Communication

There’s a clear generational divide over whether it’s appropriate to use emojis in work communication.

Create a practical FAQ list

January 27, 2021 Categorized in: Writing/Editing

Lists of Frequently Asked Questions help employees and customers master almost any information or procedure. These tips will help you create a useful list.

Words, Words, Words: February ’21

January 27, 2021 Categorized in: SpeakingWriting/Editing

Write it right, say it right, spell it right.
In my job I often have to write some unpleasant correspondence to people and firms that have let us down or not given us what they promised. Do you have any tips for writing a complaint letter so it gets acted on, without resorting to becoming a bully?

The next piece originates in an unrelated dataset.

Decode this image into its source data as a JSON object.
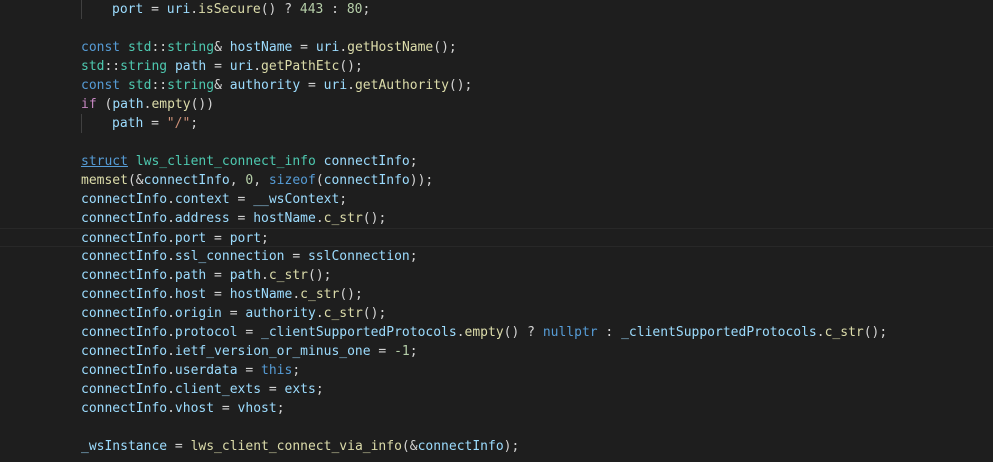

Words, Words, Words: January ’21

December 23, 2020 Categorized in: SpeakingWriting/Editing

Write it right, say it right, spell it right.

Craft better emails

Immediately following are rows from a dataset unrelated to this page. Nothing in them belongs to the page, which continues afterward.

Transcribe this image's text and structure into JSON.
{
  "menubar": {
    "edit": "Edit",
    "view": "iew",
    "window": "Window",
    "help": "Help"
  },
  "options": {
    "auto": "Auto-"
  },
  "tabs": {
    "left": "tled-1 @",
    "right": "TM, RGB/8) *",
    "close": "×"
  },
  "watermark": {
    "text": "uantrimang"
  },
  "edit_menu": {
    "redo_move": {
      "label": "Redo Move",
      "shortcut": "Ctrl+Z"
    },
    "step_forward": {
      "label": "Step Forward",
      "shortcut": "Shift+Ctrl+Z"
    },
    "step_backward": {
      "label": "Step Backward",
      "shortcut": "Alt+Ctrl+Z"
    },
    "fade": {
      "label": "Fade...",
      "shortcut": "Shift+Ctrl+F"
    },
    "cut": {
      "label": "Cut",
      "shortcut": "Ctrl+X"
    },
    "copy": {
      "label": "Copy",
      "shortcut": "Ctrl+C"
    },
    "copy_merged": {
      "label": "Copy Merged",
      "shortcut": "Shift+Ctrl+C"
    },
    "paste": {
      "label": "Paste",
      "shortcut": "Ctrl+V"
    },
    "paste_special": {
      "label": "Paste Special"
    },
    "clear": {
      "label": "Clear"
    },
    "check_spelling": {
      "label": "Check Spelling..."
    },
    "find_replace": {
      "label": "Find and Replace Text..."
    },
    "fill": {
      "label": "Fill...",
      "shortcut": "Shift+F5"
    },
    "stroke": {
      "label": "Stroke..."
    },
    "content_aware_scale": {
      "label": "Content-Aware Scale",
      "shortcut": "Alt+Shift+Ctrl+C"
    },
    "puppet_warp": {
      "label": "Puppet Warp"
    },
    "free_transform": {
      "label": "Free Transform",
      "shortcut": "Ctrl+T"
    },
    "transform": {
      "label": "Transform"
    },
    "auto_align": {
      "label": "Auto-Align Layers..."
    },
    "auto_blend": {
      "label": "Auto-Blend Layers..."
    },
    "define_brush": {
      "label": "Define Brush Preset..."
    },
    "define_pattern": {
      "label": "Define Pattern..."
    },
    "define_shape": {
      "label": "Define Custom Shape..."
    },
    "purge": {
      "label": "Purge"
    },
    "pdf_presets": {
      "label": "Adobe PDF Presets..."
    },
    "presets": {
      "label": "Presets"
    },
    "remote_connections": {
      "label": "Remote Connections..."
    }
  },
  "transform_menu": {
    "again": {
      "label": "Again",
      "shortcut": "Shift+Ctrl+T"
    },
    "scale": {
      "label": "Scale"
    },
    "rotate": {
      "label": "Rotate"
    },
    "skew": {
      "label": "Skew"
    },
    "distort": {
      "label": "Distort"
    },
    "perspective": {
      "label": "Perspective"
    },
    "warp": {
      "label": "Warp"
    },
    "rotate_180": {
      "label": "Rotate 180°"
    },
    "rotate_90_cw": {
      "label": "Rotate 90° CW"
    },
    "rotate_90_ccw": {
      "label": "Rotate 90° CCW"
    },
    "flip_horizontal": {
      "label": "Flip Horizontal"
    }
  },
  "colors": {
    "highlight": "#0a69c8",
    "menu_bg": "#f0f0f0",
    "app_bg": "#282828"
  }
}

November 25, 2020 Categorized in: Writing/Editing

Like any communication tool, email takes some skills and practice in order to be effective. Pay attention to these areas.

Words, Words, Words: December ’20

November 25, 2020 Categorized in: SpeakingWriting/Editing

Write it right, say it right, spell it right.
Question: Our company is doing a lot more staff surveys these days. Any tips on how to do them well?

Don’t be a bobblehead

October 29, 2020 Categorized in: Nonverbal Communication

Gestures are a powerful part of active listening. Like many powerful things, however, they have both good and bad effects.

Make sure your questions are questions

September 23, 2020 Categorized in: Speaking

Watch your body language, and keep your ears open for the nuances of tone that create statements in disguise.

Good reasons to pause before answering

September 23, 2020 Categorized in: Speaking

Whether giving a speech, addressing a meeting, or just talking one-on- one with an employee, take a pause before answering tough questions. Here’s why.
Question: “I’ve been asked to write a thank-you note to one of our clients who put the company through hell recently. How do we grit our teeth and write a pleasant paragraph that won’t seem disingenuous?”
Question: “I haven’t shared my mental illness diagnosis with my co-workers or my boss. But there are things my co-workers do that can trigger great, almost suffocating anxiety in me. Do you know of a good way I can let them know of the effect they’re having without making my mental health an open book?”